An associate professor of internal medicine and pediatrics, Wray has been a leading authority in MUSC's Division of Infectious Diseases and is clinical director of the Infectious Disease Clinic. Until three years ago, Wray was the only member of the infectious disease faculty with a major focus on infections in organ transplant patients. As such, he made major contributions to MUSC's organ transplant operation and helped that program to flourish. He did all this while maintaining a heavy adult and pediatric patient load, working nights and weekends with little or no backup. Today, more clinicians with expertise in transplants and infectious diseases have joined the faculty, allowing Wray to diversify and expand services in the organ transplant area. Transplant patients, however, make up only a portion of the caseload for Wray, who has been named one of the Best Doctors in America for more than seven years; children and HIV patients – South Carolina ranks ninth nationally in AIDS cases – make up the rest.
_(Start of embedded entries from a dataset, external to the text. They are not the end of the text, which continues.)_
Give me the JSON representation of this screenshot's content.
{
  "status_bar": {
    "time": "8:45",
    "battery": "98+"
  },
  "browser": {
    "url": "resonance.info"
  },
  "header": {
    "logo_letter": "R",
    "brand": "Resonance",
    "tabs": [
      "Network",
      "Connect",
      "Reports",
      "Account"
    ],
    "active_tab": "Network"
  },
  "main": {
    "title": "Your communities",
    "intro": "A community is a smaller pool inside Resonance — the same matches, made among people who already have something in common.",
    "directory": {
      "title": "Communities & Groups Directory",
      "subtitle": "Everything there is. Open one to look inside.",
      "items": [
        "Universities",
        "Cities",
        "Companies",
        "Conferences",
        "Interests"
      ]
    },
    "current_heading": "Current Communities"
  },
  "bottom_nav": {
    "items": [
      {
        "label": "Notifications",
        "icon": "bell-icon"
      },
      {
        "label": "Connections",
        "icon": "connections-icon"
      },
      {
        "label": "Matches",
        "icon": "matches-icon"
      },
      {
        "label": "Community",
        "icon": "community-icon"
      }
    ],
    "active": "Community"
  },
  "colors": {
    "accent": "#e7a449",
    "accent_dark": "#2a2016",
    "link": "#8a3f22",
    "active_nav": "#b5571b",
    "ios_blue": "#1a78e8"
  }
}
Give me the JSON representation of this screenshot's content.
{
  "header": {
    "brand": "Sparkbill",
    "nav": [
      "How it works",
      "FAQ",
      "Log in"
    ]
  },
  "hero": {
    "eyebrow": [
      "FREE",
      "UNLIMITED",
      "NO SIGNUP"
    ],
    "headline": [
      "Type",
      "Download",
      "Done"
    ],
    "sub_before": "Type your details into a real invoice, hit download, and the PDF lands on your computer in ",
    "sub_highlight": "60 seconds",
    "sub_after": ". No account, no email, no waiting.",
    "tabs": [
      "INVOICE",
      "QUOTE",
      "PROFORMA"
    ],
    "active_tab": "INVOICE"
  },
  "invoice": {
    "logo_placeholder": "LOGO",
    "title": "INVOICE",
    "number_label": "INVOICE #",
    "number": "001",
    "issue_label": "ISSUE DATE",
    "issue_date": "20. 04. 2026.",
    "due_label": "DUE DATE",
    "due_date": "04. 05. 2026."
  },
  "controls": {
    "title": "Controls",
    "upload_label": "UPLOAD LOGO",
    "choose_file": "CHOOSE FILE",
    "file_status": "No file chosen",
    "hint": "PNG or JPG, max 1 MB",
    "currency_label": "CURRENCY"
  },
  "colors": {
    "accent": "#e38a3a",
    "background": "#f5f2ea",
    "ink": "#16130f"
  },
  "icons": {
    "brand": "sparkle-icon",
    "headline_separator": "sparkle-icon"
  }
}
Teaching Excellence
Profiles of the four honorees, Kelly Ragucci, PharmD, Educator-Lecturer; Tom Smith, Ph.D., Educator-Mentor: Academic/Scholarship; Patricia Coker-Bolt, Ph.D., Educator-Mentor: Clinical-Professional; and Gretchen Seif, DPT, Developing Teacher, were published in the May 18 issue of The Catalyst and can be read at


Friday, Aug. 31, 2012

The Catalyst Online is published weekly by the MUSC Office of Public Relations for the faculty, employees and students of the Medical University of South Carolina. The Catalyst Online editor, Kim Draughn, can be reached at 792-4107 or by email, Editorial copy can be submitted to The Catalyst Online and to The Catalyst in print by fax, 792-6723, or by email to To place an ad in The Catalyst hardcopy, call Island Publications at 849-1778, ext. 201.